Saved data entries:

=======

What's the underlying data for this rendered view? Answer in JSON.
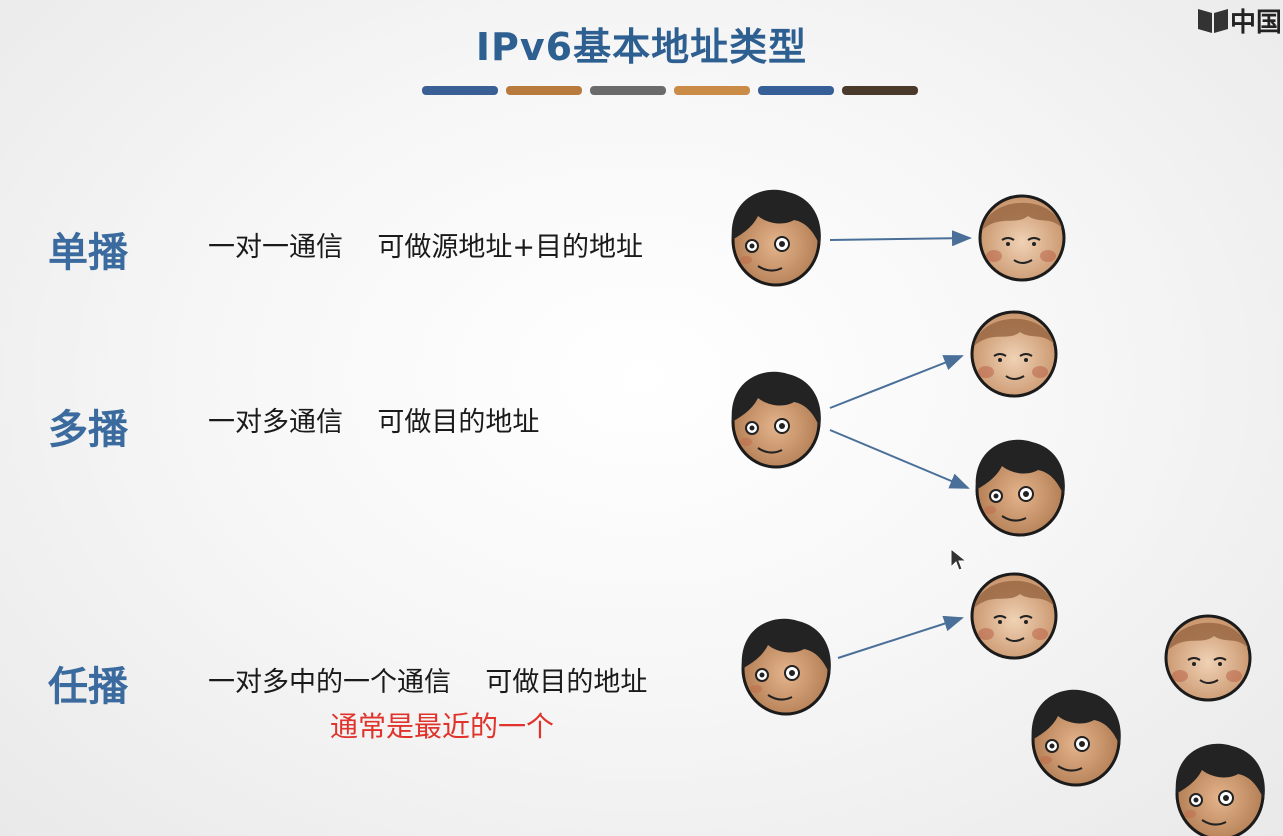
{
  "slide": {
    "title": "IPv6基本地址类型",
    "logo_text": "中国",
    "color_bars": [
      "#3a5f95",
      "#b87a3d",
      "#6b6b6b",
      "#c98b45",
      "#365f98",
      "#4a3a2b"
    ]
  },
  "rows": [
    {
      "title": "单播",
      "description": "一对一通信    可做源地址+目的地址"
    },
    {
      "title": "多播",
      "description": "一对多通信    可做目的地址"
    },
    {
      "title": "任播",
      "description": "一对多中的一个通信    可做目的地址",
      "note": "通常是最近的一个"
    }
  ],
  "colors": {
    "title_blue": "#2e5f91",
    "row_title_blue": "#3b6b9e",
    "note_red": "#e0332b",
    "arrow": "#4a6f99"
  },
  "icons": [
    "dark-haired-person-icon",
    "light-haired-person-icon",
    "mouse-cursor-icon",
    "book-logo-icon"
  ]
}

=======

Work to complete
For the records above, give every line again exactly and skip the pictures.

Task output
What's the underlying data for this rendered view? Answer in JSON.
{
  "slide": {
    "title": "IPv6基本地址类型",
    "logo_text": "中国",
    "color_bars": [
      "#3a5f95",
      "#b87a3d",
      "#6b6b6b",
      "#c98b45",
      "#365f98",
      "#4a3a2b"
    ]
  },
  "rows": [
    {
      "title": "单播",
      "description": "一对一通信    可做源地址+目的地址"
    },
    {
      "title": "多播",
      "description": "一对多通信    可做目的地址"
    },
    {
      "title": "任播",
      "description": "一对多中的一个通信    可做目的地址",
      "note": "通常是最近的一个"
    }
  ],
  "colors": {
    "title_blue": "#2e5f91",
    "row_title_blue": "#3b6b9e",
    "note_red": "#e0332b",
    "arrow": "#4a6f99"
  },
  "icons": [
    "dark-haired-person-icon",
    "light-haired-person-icon",
    "mouse-cursor-icon",
    "book-logo-icon"
  ]
}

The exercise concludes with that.